> _EXERCISE_: With the pictures removed, write out the data below exactly.

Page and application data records
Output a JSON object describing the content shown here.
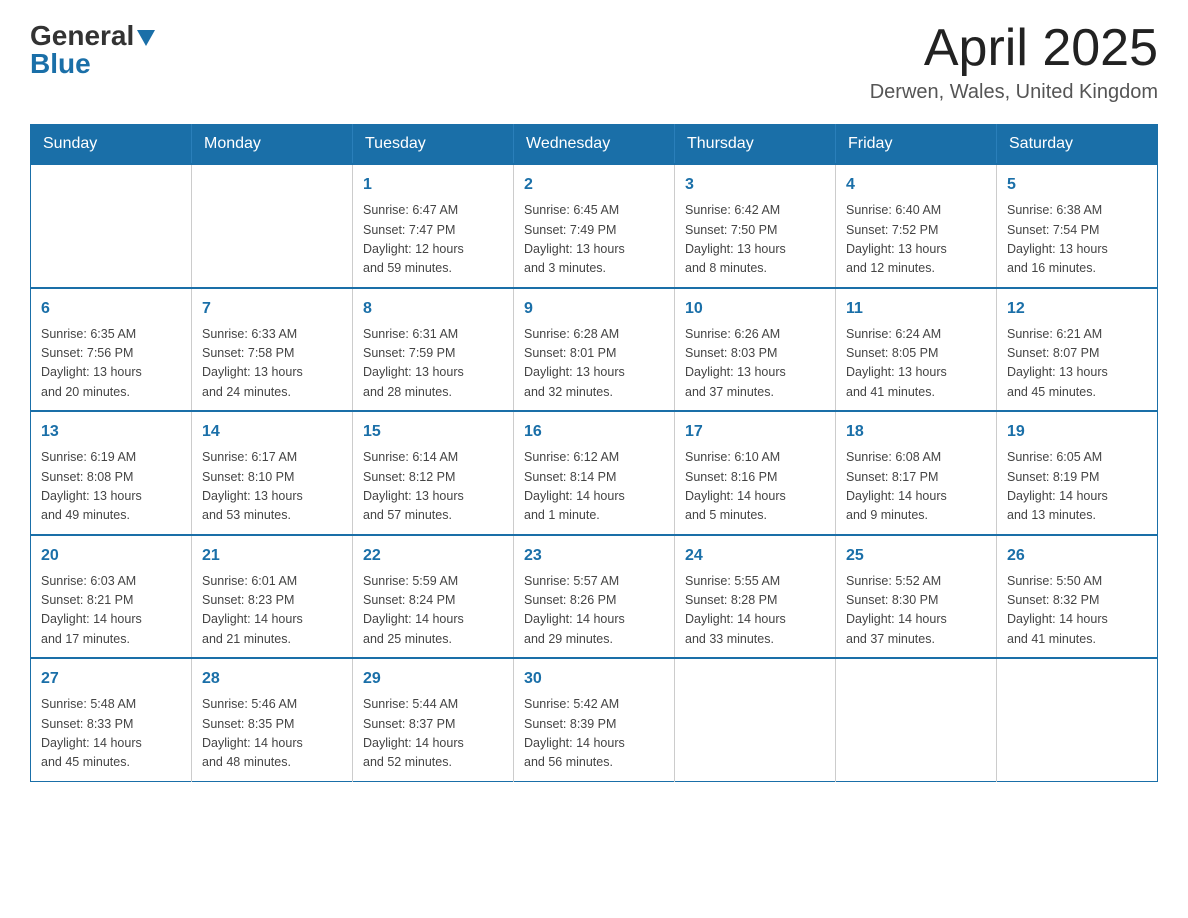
{
  "header": {
    "logo": {
      "general": "General",
      "blue": "Blue"
    },
    "title": "April 2025",
    "location": "Derwen, Wales, United Kingdom"
  },
  "calendar": {
    "days_of_week": [
      "Sunday",
      "Monday",
      "Tuesday",
      "Wednesday",
      "Thursday",
      "Friday",
      "Saturday"
    ],
    "weeks": [
      [
        {
          "day": "",
          "info": ""
        },
        {
          "day": "",
          "info": ""
        },
        {
          "day": "1",
          "info": "Sunrise: 6:47 AM\nSunset: 7:47 PM\nDaylight: 12 hours\nand 59 minutes."
        },
        {
          "day": "2",
          "info": "Sunrise: 6:45 AM\nSunset: 7:49 PM\nDaylight: 13 hours\nand 3 minutes."
        },
        {
          "day": "3",
          "info": "Sunrise: 6:42 AM\nSunset: 7:50 PM\nDaylight: 13 hours\nand 8 minutes."
        },
        {
          "day": "4",
          "info": "Sunrise: 6:40 AM\nSunset: 7:52 PM\nDaylight: 13 hours\nand 12 minutes."
        },
        {
          "day": "5",
          "info": "Sunrise: 6:38 AM\nSunset: 7:54 PM\nDaylight: 13 hours\nand 16 minutes."
        }
      ],
      [
        {
          "day": "6",
          "info": "Sunrise: 6:35 AM\nSunset: 7:56 PM\nDaylight: 13 hours\nand 20 minutes."
        },
        {
          "day": "7",
          "info": "Sunrise: 6:33 AM\nSunset: 7:58 PM\nDaylight: 13 hours\nand 24 minutes."
        },
        {
          "day": "8",
          "info": "Sunrise: 6:31 AM\nSunset: 7:59 PM\nDaylight: 13 hours\nand 28 minutes."
        },
        {
          "day": "9",
          "info": "Sunrise: 6:28 AM\nSunset: 8:01 PM\nDaylight: 13 hours\nand 32 minutes."
        },
        {
          "day": "10",
          "info": "Sunrise: 6:26 AM\nSunset: 8:03 PM\nDaylight: 13 hours\nand 37 minutes."
        },
        {
          "day": "11",
          "info": "Sunrise: 6:24 AM\nSunset: 8:05 PM\nDaylight: 13 hours\nand 41 minutes."
        },
        {
          "day": "12",
          "info": "Sunrise: 6:21 AM\nSunset: 8:07 PM\nDaylight: 13 hours\nand 45 minutes."
        }
      ],
      [
        {
          "day": "13",
          "info": "Sunrise: 6:19 AM\nSunset: 8:08 PM\nDaylight: 13 hours\nand 49 minutes."
        },
        {
          "day": "14",
          "info": "Sunrise: 6:17 AM\nSunset: 8:10 PM\nDaylight: 13 hours\nand 53 minutes."
        },
        {
          "day": "15",
          "info": "Sunrise: 6:14 AM\nSunset: 8:12 PM\nDaylight: 13 hours\nand 57 minutes."
        },
        {
          "day": "16",
          "info": "Sunrise: 6:12 AM\nSunset: 8:14 PM\nDaylight: 14 hours\nand 1 minute."
        },
        {
          "day": "17",
          "info": "Sunrise: 6:10 AM\nSunset: 8:16 PM\nDaylight: 14 hours\nand 5 minutes."
        },
        {
          "day": "18",
          "info": "Sunrise: 6:08 AM\nSunset: 8:17 PM\nDaylight: 14 hours\nand 9 minutes."
        },
        {
          "day": "19",
          "info": "Sunrise: 6:05 AM\nSunset: 8:19 PM\nDaylight: 14 hours\nand 13 minutes."
        }
      ],
      [
        {
          "day": "20",
          "info": "Sunrise: 6:03 AM\nSunset: 8:21 PM\nDaylight: 14 hours\nand 17 minutes."
        },
        {
          "day": "21",
          "info": "Sunrise: 6:01 AM\nSunset: 8:23 PM\nDaylight: 14 hours\nand 21 minutes."
        },
        {
          "day": "22",
          "info": "Sunrise: 5:59 AM\nSunset: 8:24 PM\nDaylight: 14 hours\nand 25 minutes."
        },
        {
          "day": "23",
          "info": "Sunrise: 5:57 AM\nSunset: 8:26 PM\nDaylight: 14 hours\nand 29 minutes."
        },
        {
          "day": "24",
          "info": "Sunrise: 5:55 AM\nSunset: 8:28 PM\nDaylight: 14 hours\nand 33 minutes."
        },
        {
          "day": "25",
          "info": "Sunrise: 5:52 AM\nSunset: 8:30 PM\nDaylight: 14 hours\nand 37 minutes."
        },
        {
          "day": "26",
          "info": "Sunrise: 5:50 AM\nSunset: 8:32 PM\nDaylight: 14 hours\nand 41 minutes."
        }
      ],
      [
        {
          "day": "27",
          "info": "Sunrise: 5:48 AM\nSunset: 8:33 PM\nDaylight: 14 hours\nand 45 minutes."
        },
        {
          "day": "28",
          "info": "Sunrise: 5:46 AM\nSunset: 8:35 PM\nDaylight: 14 hours\nand 48 minutes."
        },
        {
          "day": "29",
          "info": "Sunrise: 5:44 AM\nSunset: 8:37 PM\nDaylight: 14 hours\nand 52 minutes."
        },
        {
          "day": "30",
          "info": "Sunrise: 5:42 AM\nSunset: 8:39 PM\nDaylight: 14 hours\nand 56 minutes."
        },
        {
          "day": "",
          "info": ""
        },
        {
          "day": "",
          "info": ""
        },
        {
          "day": "",
          "info": ""
        }
      ]
    ]
  }
}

> _YOUR SOLUTION_:
Output a JSON object describing the content shown here.
{
  "header": {
    "logo": {
      "general": "General",
      "blue": "Blue"
    },
    "title": "April 2025",
    "location": "Derwen, Wales, United Kingdom"
  },
  "calendar": {
    "days_of_week": [
      "Sunday",
      "Monday",
      "Tuesday",
      "Wednesday",
      "Thursday",
      "Friday",
      "Saturday"
    ],
    "weeks": [
      [
        {
          "day": "",
          "info": ""
        },
        {
          "day": "",
          "info": ""
        },
        {
          "day": "1",
          "info": "Sunrise: 6:47 AM\nSunset: 7:47 PM\nDaylight: 12 hours\nand 59 minutes."
        },
        {
          "day": "2",
          "info": "Sunrise: 6:45 AM\nSunset: 7:49 PM\nDaylight: 13 hours\nand 3 minutes."
        },
        {
          "day": "3",
          "info": "Sunrise: 6:42 AM\nSunset: 7:50 PM\nDaylight: 13 hours\nand 8 minutes."
        },
        {
          "day": "4",
          "info": "Sunrise: 6:40 AM\nSunset: 7:52 PM\nDaylight: 13 hours\nand 12 minutes."
        },
        {
          "day": "5",
          "info": "Sunrise: 6:38 AM\nSunset: 7:54 PM\nDaylight: 13 hours\nand 16 minutes."
        }
      ],
      [
        {
          "day": "6",
          "info": "Sunrise: 6:35 AM\nSunset: 7:56 PM\nDaylight: 13 hours\nand 20 minutes."
        },
        {
          "day": "7",
          "info": "Sunrise: 6:33 AM\nSunset: 7:58 PM\nDaylight: 13 hours\nand 24 minutes."
        },
        {
          "day": "8",
          "info": "Sunrise: 6:31 AM\nSunset: 7:59 PM\nDaylight: 13 hours\nand 28 minutes."
        },
        {
          "day": "9",
          "info": "Sunrise: 6:28 AM\nSunset: 8:01 PM\nDaylight: 13 hours\nand 32 minutes."
        },
        {
          "day": "10",
          "info": "Sunrise: 6:26 AM\nSunset: 8:03 PM\nDaylight: 13 hours\nand 37 minutes."
        },
        {
          "day": "11",
          "info": "Sunrise: 6:24 AM\nSunset: 8:05 PM\nDaylight: 13 hours\nand 41 minutes."
        },
        {
          "day": "12",
          "info": "Sunrise: 6:21 AM\nSunset: 8:07 PM\nDaylight: 13 hours\nand 45 minutes."
        }
      ],
      [
        {
          "day": "13",
          "info": "Sunrise: 6:19 AM\nSunset: 8:08 PM\nDaylight: 13 hours\nand 49 minutes."
        },
        {
          "day": "14",
          "info": "Sunrise: 6:17 AM\nSunset: 8:10 PM\nDaylight: 13 hours\nand 53 minutes."
        },
        {
          "day": "15",
          "info": "Sunrise: 6:14 AM\nSunset: 8:12 PM\nDaylight: 13 hours\nand 57 minutes."
        },
        {
          "day": "16",
          "info": "Sunrise: 6:12 AM\nSunset: 8:14 PM\nDaylight: 14 hours\nand 1 minute."
        },
        {
          "day": "17",
          "info": "Sunrise: 6:10 AM\nSunset: 8:16 PM\nDaylight: 14 hours\nand 5 minutes."
        },
        {
          "day": "18",
          "info": "Sunrise: 6:08 AM\nSunset: 8:17 PM\nDaylight: 14 hours\nand 9 minutes."
        },
        {
          "day": "19",
          "info": "Sunrise: 6:05 AM\nSunset: 8:19 PM\nDaylight: 14 hours\nand 13 minutes."
        }
      ],
      [
        {
          "day": "20",
          "info": "Sunrise: 6:03 AM\nSunset: 8:21 PM\nDaylight: 14 hours\nand 17 minutes."
        },
        {
          "day": "21",
          "info": "Sunrise: 6:01 AM\nSunset: 8:23 PM\nDaylight: 14 hours\nand 21 minutes."
        },
        {
          "day": "22",
          "info": "Sunrise: 5:59 AM\nSunset: 8:24 PM\nDaylight: 14 hours\nand 25 minutes."
        },
        {
          "day": "23",
          "info": "Sunrise: 5:57 AM\nSunset: 8:26 PM\nDaylight: 14 hours\nand 29 minutes."
        },
        {
          "day": "24",
          "info": "Sunrise: 5:55 AM\nSunset: 8:28 PM\nDaylight: 14 hours\nand 33 minutes."
        },
        {
          "day": "25",
          "info": "Sunrise: 5:52 AM\nSunset: 8:30 PM\nDaylight: 14 hours\nand 37 minutes."
        },
        {
          "day": "26",
          "info": "Sunrise: 5:50 AM\nSunset: 8:32 PM\nDaylight: 14 hours\nand 41 minutes."
        }
      ],
      [
        {
          "day": "27",
          "info": "Sunrise: 5:48 AM\nSunset: 8:33 PM\nDaylight: 14 hours\nand 45 minutes."
        },
        {
          "day": "28",
          "info": "Sunrise: 5:46 AM\nSunset: 8:35 PM\nDaylight: 14 hours\nand 48 minutes."
        },
        {
          "day": "29",
          "info": "Sunrise: 5:44 AM\nSunset: 8:37 PM\nDaylight: 14 hours\nand 52 minutes."
        },
        {
          "day": "30",
          "info": "Sunrise: 5:42 AM\nSunset: 8:39 PM\nDaylight: 14 hours\nand 56 minutes."
        },
        {
          "day": "",
          "info": ""
        },
        {
          "day": "",
          "info": ""
        },
        {
          "day": "",
          "info": ""
        }
      ]
    ]
  }
}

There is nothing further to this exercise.